Flag Day

US Flag

Adopted as the flag of the United States of America by the Flag Resolution of 1777 enacted on 14 June, 1777.

The flag was first flown from Fort Stanwix, on the site of the present city of Rome, New York, on August 3, 1777. It was first under fire three days later in the Battle of Oriskany, August 6, 1777.

An official flag has a rise to run ratio of 1 to 1.9 [the flag should be 1.9 times as long as it is high] with the canton [the dark blue part] that rises over the top seven stripes with a run of 40% of the flag’s run.

The only time you will see a “correct” US Flag is if you see the official colors of a military unit. Most flags are 3’X5′ or 4’X6′ instead of 3’X5.7′ or 4’X7.6′.
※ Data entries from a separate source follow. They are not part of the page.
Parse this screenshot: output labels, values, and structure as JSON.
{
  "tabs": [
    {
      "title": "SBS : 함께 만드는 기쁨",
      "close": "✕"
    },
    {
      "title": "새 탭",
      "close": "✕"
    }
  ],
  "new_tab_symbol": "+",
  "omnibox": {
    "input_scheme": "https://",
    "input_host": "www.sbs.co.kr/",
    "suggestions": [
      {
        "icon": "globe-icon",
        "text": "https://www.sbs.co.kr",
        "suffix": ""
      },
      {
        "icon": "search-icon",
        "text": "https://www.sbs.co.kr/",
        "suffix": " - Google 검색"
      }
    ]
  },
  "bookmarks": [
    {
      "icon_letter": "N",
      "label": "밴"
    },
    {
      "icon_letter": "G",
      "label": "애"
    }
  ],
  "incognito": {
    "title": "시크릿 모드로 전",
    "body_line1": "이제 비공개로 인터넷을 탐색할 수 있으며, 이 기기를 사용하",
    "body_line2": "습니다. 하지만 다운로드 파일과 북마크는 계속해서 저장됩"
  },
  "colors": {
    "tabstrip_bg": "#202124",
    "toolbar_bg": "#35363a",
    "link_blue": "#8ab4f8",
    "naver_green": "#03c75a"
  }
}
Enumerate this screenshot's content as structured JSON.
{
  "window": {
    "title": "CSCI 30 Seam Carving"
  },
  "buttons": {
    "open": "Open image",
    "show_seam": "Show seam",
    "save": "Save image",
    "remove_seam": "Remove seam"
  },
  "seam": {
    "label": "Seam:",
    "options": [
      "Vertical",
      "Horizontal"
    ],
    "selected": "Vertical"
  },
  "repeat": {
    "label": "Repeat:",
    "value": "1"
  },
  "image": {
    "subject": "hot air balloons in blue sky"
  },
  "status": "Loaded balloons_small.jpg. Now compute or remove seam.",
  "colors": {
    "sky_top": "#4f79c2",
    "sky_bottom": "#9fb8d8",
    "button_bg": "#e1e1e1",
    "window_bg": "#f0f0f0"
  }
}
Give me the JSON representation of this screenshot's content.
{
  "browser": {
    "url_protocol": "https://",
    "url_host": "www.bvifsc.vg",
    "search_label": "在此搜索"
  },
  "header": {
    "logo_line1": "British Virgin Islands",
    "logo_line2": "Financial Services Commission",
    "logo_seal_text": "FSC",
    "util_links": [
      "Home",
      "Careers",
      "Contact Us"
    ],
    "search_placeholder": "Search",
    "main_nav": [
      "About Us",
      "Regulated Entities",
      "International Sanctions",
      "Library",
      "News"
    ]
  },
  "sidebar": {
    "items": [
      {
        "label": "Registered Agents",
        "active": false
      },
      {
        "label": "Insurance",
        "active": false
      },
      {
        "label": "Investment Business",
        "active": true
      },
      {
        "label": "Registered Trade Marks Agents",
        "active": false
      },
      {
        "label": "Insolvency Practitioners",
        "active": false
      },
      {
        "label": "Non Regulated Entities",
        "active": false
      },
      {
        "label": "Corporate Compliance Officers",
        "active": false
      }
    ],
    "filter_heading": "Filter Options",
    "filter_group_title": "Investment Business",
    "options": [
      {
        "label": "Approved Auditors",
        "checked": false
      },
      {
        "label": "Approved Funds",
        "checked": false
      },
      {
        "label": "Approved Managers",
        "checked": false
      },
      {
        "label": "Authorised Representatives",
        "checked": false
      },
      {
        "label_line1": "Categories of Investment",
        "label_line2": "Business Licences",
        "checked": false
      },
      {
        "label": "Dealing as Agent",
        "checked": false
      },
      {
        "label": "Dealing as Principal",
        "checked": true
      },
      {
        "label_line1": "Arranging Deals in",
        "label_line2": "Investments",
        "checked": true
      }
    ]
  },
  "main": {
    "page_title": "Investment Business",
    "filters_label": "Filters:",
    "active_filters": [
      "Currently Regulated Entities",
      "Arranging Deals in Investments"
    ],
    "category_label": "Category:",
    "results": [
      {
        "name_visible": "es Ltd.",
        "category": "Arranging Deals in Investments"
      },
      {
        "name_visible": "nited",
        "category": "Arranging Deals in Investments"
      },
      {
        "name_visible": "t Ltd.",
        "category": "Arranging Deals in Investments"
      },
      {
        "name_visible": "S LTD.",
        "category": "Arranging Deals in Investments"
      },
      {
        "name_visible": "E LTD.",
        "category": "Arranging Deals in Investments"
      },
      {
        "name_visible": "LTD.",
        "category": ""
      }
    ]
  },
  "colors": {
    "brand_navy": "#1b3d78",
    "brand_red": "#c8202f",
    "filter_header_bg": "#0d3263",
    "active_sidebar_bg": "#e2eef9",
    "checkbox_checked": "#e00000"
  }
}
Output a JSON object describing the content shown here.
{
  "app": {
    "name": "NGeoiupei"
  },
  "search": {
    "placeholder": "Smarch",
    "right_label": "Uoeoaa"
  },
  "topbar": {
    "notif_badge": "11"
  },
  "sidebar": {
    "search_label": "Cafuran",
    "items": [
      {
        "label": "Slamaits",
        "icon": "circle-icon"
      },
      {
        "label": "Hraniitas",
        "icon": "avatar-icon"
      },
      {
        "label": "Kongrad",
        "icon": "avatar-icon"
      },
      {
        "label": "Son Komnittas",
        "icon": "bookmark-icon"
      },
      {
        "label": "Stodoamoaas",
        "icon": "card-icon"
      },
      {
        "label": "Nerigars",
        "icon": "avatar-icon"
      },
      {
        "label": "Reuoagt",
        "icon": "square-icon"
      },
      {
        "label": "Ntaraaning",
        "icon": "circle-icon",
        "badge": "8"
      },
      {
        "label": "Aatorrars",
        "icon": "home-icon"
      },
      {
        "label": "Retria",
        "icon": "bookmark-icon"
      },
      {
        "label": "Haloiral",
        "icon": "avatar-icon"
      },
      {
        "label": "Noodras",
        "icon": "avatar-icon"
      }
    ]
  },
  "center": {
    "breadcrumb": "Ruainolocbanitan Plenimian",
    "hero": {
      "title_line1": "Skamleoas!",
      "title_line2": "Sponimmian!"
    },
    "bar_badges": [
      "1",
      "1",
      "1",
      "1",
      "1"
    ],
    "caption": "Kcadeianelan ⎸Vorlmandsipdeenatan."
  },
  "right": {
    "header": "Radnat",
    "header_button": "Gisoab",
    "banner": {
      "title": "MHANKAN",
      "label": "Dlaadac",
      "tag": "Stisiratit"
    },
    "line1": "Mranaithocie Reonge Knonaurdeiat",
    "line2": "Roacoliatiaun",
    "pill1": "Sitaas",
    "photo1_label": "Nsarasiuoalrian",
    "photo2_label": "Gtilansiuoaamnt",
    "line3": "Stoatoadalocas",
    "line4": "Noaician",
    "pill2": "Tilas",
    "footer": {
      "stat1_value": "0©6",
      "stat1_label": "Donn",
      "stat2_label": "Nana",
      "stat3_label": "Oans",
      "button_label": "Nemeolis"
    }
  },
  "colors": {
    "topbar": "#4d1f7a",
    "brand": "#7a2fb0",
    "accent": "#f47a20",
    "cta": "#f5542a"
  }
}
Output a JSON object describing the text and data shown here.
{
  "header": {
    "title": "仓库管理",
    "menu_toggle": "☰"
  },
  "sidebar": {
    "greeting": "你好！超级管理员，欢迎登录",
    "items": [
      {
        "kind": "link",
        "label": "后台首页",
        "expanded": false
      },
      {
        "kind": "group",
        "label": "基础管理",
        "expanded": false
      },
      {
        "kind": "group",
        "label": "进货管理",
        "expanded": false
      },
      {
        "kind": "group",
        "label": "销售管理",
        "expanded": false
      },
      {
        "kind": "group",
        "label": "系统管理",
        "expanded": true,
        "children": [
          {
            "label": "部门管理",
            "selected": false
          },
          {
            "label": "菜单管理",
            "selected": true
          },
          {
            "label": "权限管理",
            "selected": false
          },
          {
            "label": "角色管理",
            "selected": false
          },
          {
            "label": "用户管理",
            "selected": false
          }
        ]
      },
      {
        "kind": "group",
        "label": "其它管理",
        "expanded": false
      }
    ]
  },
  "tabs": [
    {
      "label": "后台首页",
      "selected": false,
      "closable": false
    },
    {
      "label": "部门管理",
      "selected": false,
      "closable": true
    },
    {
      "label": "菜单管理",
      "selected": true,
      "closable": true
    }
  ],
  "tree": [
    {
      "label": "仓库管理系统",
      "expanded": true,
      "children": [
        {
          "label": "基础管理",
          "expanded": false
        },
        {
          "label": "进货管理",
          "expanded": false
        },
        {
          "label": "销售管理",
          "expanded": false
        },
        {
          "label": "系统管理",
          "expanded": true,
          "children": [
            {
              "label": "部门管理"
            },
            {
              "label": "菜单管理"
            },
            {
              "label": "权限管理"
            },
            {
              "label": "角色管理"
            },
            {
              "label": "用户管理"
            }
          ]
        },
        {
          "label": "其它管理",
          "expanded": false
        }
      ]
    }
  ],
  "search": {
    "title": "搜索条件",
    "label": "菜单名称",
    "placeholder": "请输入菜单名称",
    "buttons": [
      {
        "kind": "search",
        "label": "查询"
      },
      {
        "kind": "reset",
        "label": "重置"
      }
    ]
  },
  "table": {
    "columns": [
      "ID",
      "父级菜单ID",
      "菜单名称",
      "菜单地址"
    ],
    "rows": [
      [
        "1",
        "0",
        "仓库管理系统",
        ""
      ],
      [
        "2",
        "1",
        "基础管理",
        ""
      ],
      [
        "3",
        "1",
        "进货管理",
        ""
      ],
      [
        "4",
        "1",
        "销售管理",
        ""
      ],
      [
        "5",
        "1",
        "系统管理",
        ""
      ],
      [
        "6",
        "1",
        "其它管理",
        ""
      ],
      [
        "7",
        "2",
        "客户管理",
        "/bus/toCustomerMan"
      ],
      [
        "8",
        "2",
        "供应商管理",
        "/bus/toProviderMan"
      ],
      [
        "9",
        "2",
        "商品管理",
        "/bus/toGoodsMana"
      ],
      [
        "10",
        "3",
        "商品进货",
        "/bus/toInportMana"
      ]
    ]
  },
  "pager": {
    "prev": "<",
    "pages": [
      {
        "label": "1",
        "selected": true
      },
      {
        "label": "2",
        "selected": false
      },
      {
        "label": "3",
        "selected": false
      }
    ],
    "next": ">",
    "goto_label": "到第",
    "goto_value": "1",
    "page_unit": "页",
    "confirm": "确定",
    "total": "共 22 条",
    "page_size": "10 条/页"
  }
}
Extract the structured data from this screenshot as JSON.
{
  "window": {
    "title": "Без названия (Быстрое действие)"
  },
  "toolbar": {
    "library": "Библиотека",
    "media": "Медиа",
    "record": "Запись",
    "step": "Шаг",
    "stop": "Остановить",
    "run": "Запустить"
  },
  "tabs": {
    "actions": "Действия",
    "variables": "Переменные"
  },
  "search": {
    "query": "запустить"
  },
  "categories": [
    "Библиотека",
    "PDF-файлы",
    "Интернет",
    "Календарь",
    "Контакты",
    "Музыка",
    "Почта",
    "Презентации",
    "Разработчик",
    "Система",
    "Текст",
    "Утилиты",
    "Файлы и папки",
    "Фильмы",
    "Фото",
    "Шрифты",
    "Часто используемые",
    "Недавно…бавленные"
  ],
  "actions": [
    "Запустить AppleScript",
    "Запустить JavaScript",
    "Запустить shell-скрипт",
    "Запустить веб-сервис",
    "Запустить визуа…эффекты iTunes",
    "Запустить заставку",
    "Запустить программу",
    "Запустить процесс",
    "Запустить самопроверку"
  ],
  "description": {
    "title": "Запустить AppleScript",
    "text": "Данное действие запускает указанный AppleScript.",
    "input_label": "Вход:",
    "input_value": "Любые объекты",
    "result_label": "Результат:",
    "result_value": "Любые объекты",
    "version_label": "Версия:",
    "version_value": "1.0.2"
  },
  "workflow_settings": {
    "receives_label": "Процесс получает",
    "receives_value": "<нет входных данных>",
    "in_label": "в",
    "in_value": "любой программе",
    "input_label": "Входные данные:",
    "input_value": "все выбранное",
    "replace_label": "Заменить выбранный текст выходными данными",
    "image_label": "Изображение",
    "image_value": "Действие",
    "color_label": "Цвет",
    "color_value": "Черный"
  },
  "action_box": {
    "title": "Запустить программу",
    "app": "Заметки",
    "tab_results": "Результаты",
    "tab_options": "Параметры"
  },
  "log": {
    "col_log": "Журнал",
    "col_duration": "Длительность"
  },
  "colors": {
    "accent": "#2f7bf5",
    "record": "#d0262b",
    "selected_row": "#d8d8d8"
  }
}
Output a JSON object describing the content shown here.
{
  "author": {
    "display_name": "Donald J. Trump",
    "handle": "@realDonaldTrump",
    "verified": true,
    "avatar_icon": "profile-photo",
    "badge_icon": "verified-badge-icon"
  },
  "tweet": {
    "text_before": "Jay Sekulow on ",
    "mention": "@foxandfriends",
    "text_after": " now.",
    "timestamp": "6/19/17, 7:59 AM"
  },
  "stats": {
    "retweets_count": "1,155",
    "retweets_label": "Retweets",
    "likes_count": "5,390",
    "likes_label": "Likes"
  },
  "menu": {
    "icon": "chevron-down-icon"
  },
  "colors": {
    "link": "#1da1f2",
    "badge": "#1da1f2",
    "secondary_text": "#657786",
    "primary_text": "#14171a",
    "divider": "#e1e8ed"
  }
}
Frances Bellamy, the Baptist minister and socialist who wrote the Pledge of Allegiance was from Rome, New York.

June 14, 2011   Comments Off on Flag Day